A federal appeals court has upheld a ruling that would allow a Massachusetts inmate to undergo requested sex reassignment surgery, which a group of doctors said is "medically necessary."
Michelle Kosilek, who was born male and is serving life in prison for a 1990 murder, sued the Massachusetts Department of Correction (DOC) after its officials refused to allow her access to the surgery.
The US Court of Appeals for the First Circuit affirmed a district court ruling that Kosilek has a "serious medical need for the surgery" and that the DOC refuses to meet that need based, in part, on security concerns that are "largely false and greatly exaggerated." Those concerns include, in part, the possibility that Kosilek may be sexually assaulted if she is permitted to complete her transition, that housing her securely would be challenging, and that she would pose a flight risk while being transported to and from surgery.
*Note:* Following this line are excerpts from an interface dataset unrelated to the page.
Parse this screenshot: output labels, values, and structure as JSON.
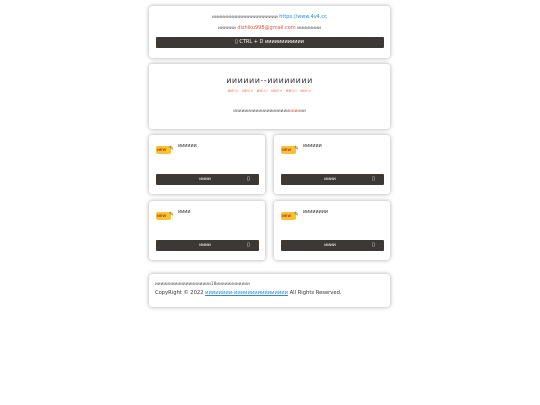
{
  "notice_bar": {
    "prefix": "ииииииииииииииииииииии",
    "url": "https://www.4v4.cc",
    "line2_prefix": "ииииии",
    "email": "dizhiku998@gmail.com",
    "line2_suffix": "ииииииии",
    "shortcut_label": "▯ CTRL + D ииииииииииии"
  },
  "header": {
    "site_title": "ииииии--ииииииии",
    "tags": [
      "ии",
      "ии",
      "ии",
      "ии",
      "ии",
      "ии",
      "ии",
      "ии",
      "ии",
      "ии",
      "ии",
      "ии"
    ],
    "notice_text": "ииииииииииииииииииии",
    "notice_highlight": "ииии",
    "notice_end": "ии"
  },
  "tiles": [
    {
      "badge": "NEW",
      "name": "ииииии",
      "button": "ииии",
      "button_icon": "▯"
    },
    {
      "badge": "NEW",
      "name": "ииииии",
      "button": "ииии",
      "button_icon": "▯"
    },
    {
      "badge": "NEW",
      "name": "ииии",
      "button": "ииии",
      "button_icon": "▯"
    },
    {
      "badge": "NEW",
      "name": "ииииииии",
      "button": "ииии",
      "button_icon": "▯"
    }
  ],
  "footer": {
    "age_notice": "ииииииииииииииииииии18ииииииииииии",
    "copyright_prefix": "CopyRight © 2022",
    "link_text": "ииииииии-ииииииииииииииии",
    "rights": "All Rights Reserved."
  },
  "colors": {
    "dark_button": "#3c3835",
    "link_blue": "#2a8bd8",
    "accent_red": "#e0533a",
    "tag_pink": "#e8766a",
    "badge_yellow": "#f7c233"
  }
}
Regarding the last concern, the appeals court rules that "on its face, the concern seems patently unrealistic. First, the DOC undoubtedly has a large amount of experience transporting prisoners within and outside of Massachusetts. Further, the likelihood of Kosilek, who has been transported to multiple doctor's appointments without issue, fleeing while traveling to receive the surgery that she has dedicated decades of her life to obtaining is improbable enough that we need say nothing more. Almost equally as unlikely is the idea that a now sixty-four-year old, post-surgical, recovering Kosilek would be able to escape when being transported back to prison."
As for the DOC's fears about Kosilek facing an increased risk of sexual assault, the appeals court notes that "even though deterring other inmates from potentially engaging in undesirable behavior may be a valid penal objective, it is not a reason to withhold medical care that has been deemed medically necessary for a particular inmate."
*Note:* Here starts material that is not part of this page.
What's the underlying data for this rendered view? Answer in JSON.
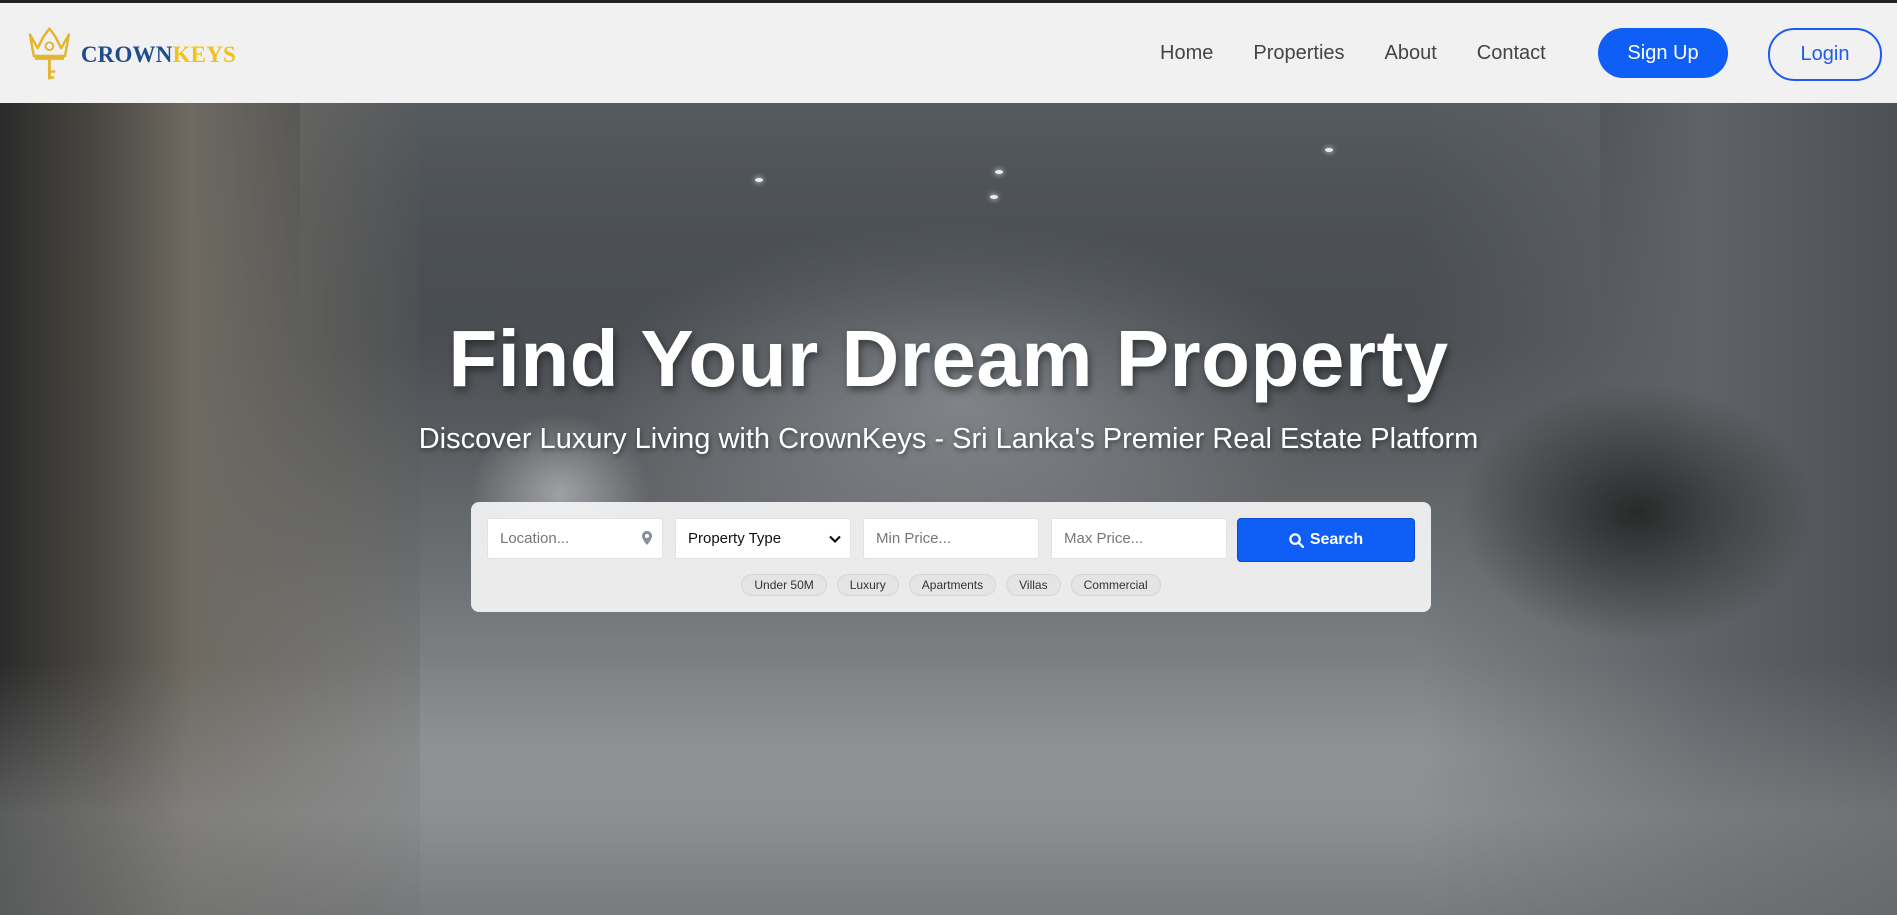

The court referred to testimony that the Washington State Department of Corrections housed a post-operative female transgender inmate, also serving a life sentence for murdering a female relation, without security or climate issues.
"We are assuredly mindful of the difficult tasks faced by prison officials every day. But as the Supreme Court has cautioned, while sensitivity and deference to these tasks is warranted, '[c]ourts nevertheless must not shrink from their obligation to enforce the constitutional rights of all 'persons,' including prisoners.'"
The appeals court adds, "Receiving medically necessary treatment is one of those rights, even if that treatment strikes some as odd or unorthodox."
Appeals court judges Ojetta Rogeriee Thompson and William Kayatta, Jr agreed with the district court that Kosilek's Eighth Amendment rights are being violated.
In a separate opinion, Judge Juan Torruella says the ruling exceeds the reach of the protections provided under that amendment. The amendment reads that "excessive bail shall not be required, nor excessive fines imposed, nor cruel and unusual punishments inflicted," Torruella observes.
Torruella says the DOC provides Kosilek with "a bevy of ameliorative measures aimed at treating her GID (gender identity disorder)." He adds, "The DOC's medical providers, Kosilek's psychiatrist, and Kosilek herself testified as to the positive impact these measures have had on her mental state and self-esteem.
"That appropriate medical care must be provided does not, however, mean that inmates may seek and receive the care of their choosing," he further states.
Torruella concludes, "The Eighth Amendment proscribes punishment, including punishment in the form of medical care so unconscionable as to fall below society's minimum standards of decency. Its boundary simply does not reach, however, to instances of care that, although not ideal, illustrate neither an intent to harm nor the obstinate and unwarranted application of clearly imprudent care."